September 16, 2016, 7:43 PM UTC


For years, Donald Trump made false claims about President Barack Obama’s citizenship. But on Friday, Trump tried to shut down criticism of his promotion of the so-called birther theory and grab some free publicity in the process. “President Barack Obama was born in the United States period,” he said at a press conference.

It’s unlikely that the Republican presidential nominee’s statement will put an end to the controversy surrounding his years of birtherism, claiming that Obama was not born in America but in Kenya.
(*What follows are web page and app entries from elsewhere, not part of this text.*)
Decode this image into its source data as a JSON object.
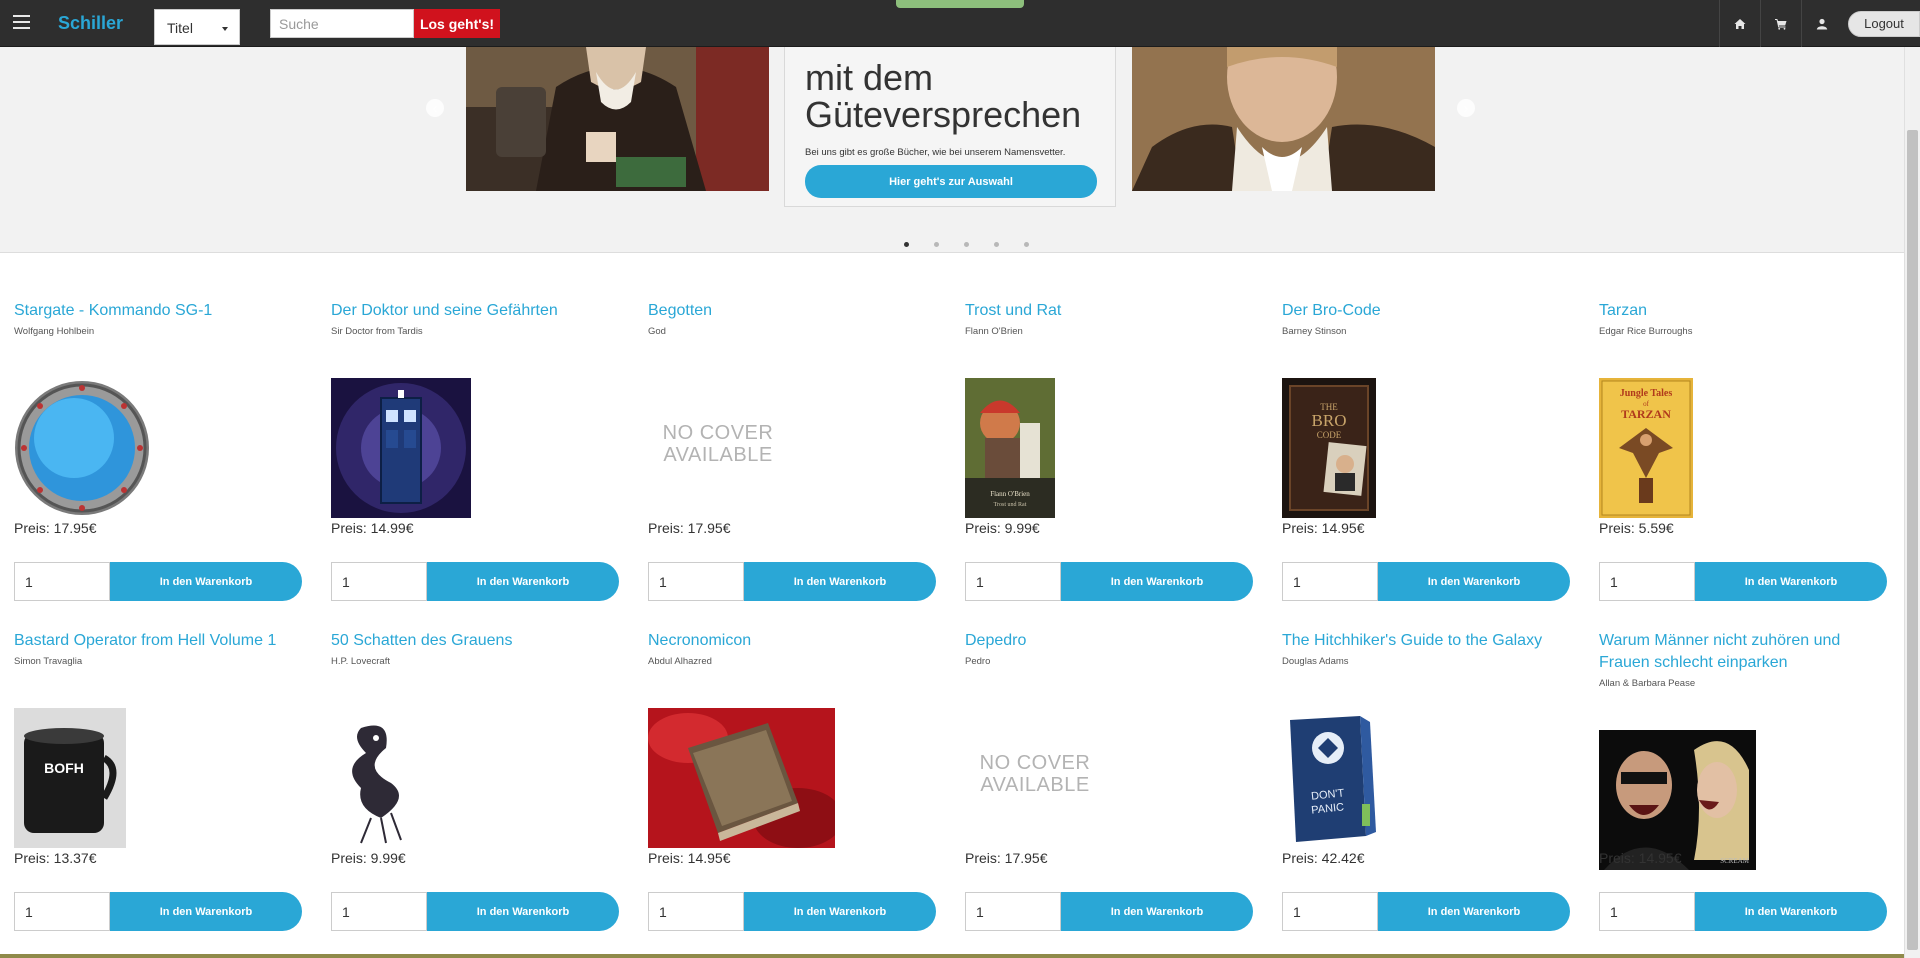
{
  "nav": {
    "brand": "Schiller",
    "select_value": "Titel",
    "search_placeholder": "Suche",
    "search_button": "Los geht's!",
    "icons": [
      "home-icon",
      "cart-icon",
      "user-icon"
    ],
    "logout": "Logout"
  },
  "carousel": {
    "headline_line1": "mit dem",
    "headline_line2": "Güteversprechen",
    "text": "Bei uns gibt es große Bücher, wie bei unserem Namensvetter.",
    "cta": "Hier geht's zur Auswahl",
    "prev_glyph": "‹",
    "next_glyph": "›",
    "slides": 5,
    "active_slide": 1
  },
  "products": [
    {
      "title": "Stargate - Kommando SG-1",
      "author": "Wolfgang Hohlbein",
      "price_label": "Preis: 17.95€",
      "qty": "1",
      "button": "In den Warenkorb",
      "cover": "stargate"
    },
    {
      "title": "Der Doktor und seine Gefährten",
      "author": "Sir Doctor from Tardis",
      "price_label": "Preis: 14.99€",
      "qty": "1",
      "button": "In den Warenkorb",
      "cover": "tardis"
    },
    {
      "title": "Begotten",
      "author": "God",
      "price_label": "Preis: 17.95€",
      "qty": "1",
      "button": "In den Warenkorb",
      "cover": "nocover",
      "nocover_line1": "NO COVER",
      "nocover_line2": "AVAILABLE"
    },
    {
      "title": "Trost und Rat",
      "author": "Flann O'Brien",
      "price_label": "Preis: 9.99€",
      "qty": "1",
      "button": "In den Warenkorb",
      "cover": "trost",
      "cover_text1": "Flann O'Brien",
      "cover_text2": "Trost und Rat"
    },
    {
      "title": "Der Bro-Code",
      "author": "Barney Stinson",
      "price_label": "Preis: 14.95€",
      "qty": "1",
      "button": "In den Warenkorb",
      "cover": "brocode",
      "cover_text1": "THE",
      "cover_text2": "BRO",
      "cover_text3": "CODE"
    },
    {
      "title": "Tarzan",
      "author": "Edgar Rice Burroughs",
      "price_label": "Preis: 5.59€",
      "qty": "1",
      "button": "In den Warenkorb",
      "cover": "tarzan",
      "cover_text1": "Jungle Tales",
      "cover_text2": "of",
      "cover_text3": "TARZAN"
    },
    {
      "title": "Bastard Operator from Hell Volume 1",
      "author": "Simon Travaglia",
      "price_label": "Preis: 13.37€",
      "qty": "1",
      "button": "In den Warenkorb",
      "cover": "bofh",
      "cover_text1": "BOFH"
    },
    {
      "title": "50 Schatten des Grauens",
      "author": "H.P. Lovecraft",
      "price_label": "Preis: 9.99€",
      "qty": "1",
      "button": "In den Warenkorb",
      "cover": "shadow"
    },
    {
      "title": "Necronomicon",
      "author": "Abdul Alhazred",
      "price_label": "Preis: 14.95€",
      "qty": "1",
      "button": "In den Warenkorb",
      "cover": "necro"
    },
    {
      "title": "Depedro",
      "author": "Pedro",
      "price_label": "Preis: 17.95€",
      "qty": "1",
      "button": "In den Warenkorb",
      "cover": "nocover",
      "nocover_line1": "NO COVER",
      "nocover_line2": "AVAILABLE"
    },
    {
      "title": "The Hitchhiker's Guide to the Galaxy",
      "author": "Douglas Adams",
      "price_label": "Preis: 42.42€",
      "qty": "1",
      "button": "In den Warenkorb",
      "cover": "hitchhiker",
      "cover_text1": "DON'T",
      "cover_text2": "PANIC"
    },
    {
      "title": "Warum Männer nicht zuhören und Frauen schlecht einparken",
      "author": "Allan & Barbara Pease",
      "price_label": "Preis: 14.95€",
      "qty": "1",
      "button": "In den Warenkorb",
      "cover": "scream",
      "cover_text1": "SCREAM"
    }
  ],
  "colors": {
    "accent": "#2aa7d6",
    "search_button": "#d0121d",
    "navbar": "#2e2e2e"
  }
}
Trump managed to trick cable new stations into airing first a series of testimonials by his supporters and plugs for his new hotel property, where the press conference was held. The reporters showed up in en masse because Trump had claimed he would issue a “major statement” Friday at his hotel, after Trump kept declining to say whether he’d renounce his birtherism. “I’ll answer that question at the right time,” Trump told The Washington Post on Thursday. “I just don’t want to answer it yet.”

But whatever benefit resulted from that ruse may not equal the cost. Trump also reminded potential voters of his embrace of a baseless theory that is widely seen as a thinly-veiled appeal to racists, and he tried to spread a new and false rumor — saying it was Hillary Clinton who started birtherism. (The latter is untrue.)

His Democratic opponent, Hillary Clinton, immediately pounced.

Clinton’s campaign signaled it will invest campaign funds in ads hitting Trump on the issue. Democrats believe highlighting Trump’s birtherism will drive vital turnout among their base and hurt Trump with potential backers turned off by racial politics.

Following her speech last month detailing Trump’s appeals to racist “Alt-Right” backers, Clinton’s campaign released a video detailing Trump’s questioning of Obama’s citizenship and religion.

Trump delivered his statement Friday with customary bravado. But it followed several contradictory messages on where Trump stands on the issue. Last week, Trump’s campaign manager said that Trump believed Obama was born in the United States. Trump walked back her claims and declined to disavow his birtherism in Thursday’s interview with the Washington Post, only to reverse course again in his statement Friday.

Trump’s reversals suggest a bid to maintain appeal among backers drawn to him by birtherism and the attacks he leveled against Muslims and Mexicans en route to capturing the GOP nomination, while attempting to shift his campaign to woo a general election electorate many of whom consider such views disqualifying.

Polls have shown Clinton losing her lead and the race tightening. At the same time, Trump has been making a concerted effort to reach out to black voters, among whom he remains wild unpopular, and to allay concerns among all potential supporters that he is a racist.

The birther issue resurfaced again last week after the leak of emails in which former Secretary of State Colin Powell, a Republican, dismissed Trump’s appeals to black votes. “He takes us for idiots,” Powell said. “He can never overcome what he tried to do to Obama with his search for the birth certificate hoping to force Obama out of the Presidency.”

“The whole birther movement was racist,” Powell wrote in a later email.

Clinton’s campaign is sure to invest in assuring views like Powell’s are promoted.

In the wake of Trump’s speech, Clinton’s campaign noted that First Lady Michelle Obama will campaign for Clinton in Virginia, a key swing state Saturday. Trump said Friday he “finished” the birther issue and hoped that acknowledging President Obama is an American would allow him “get back” to his campaign message. It’s unlikely the First Lady and other Democrats will agree.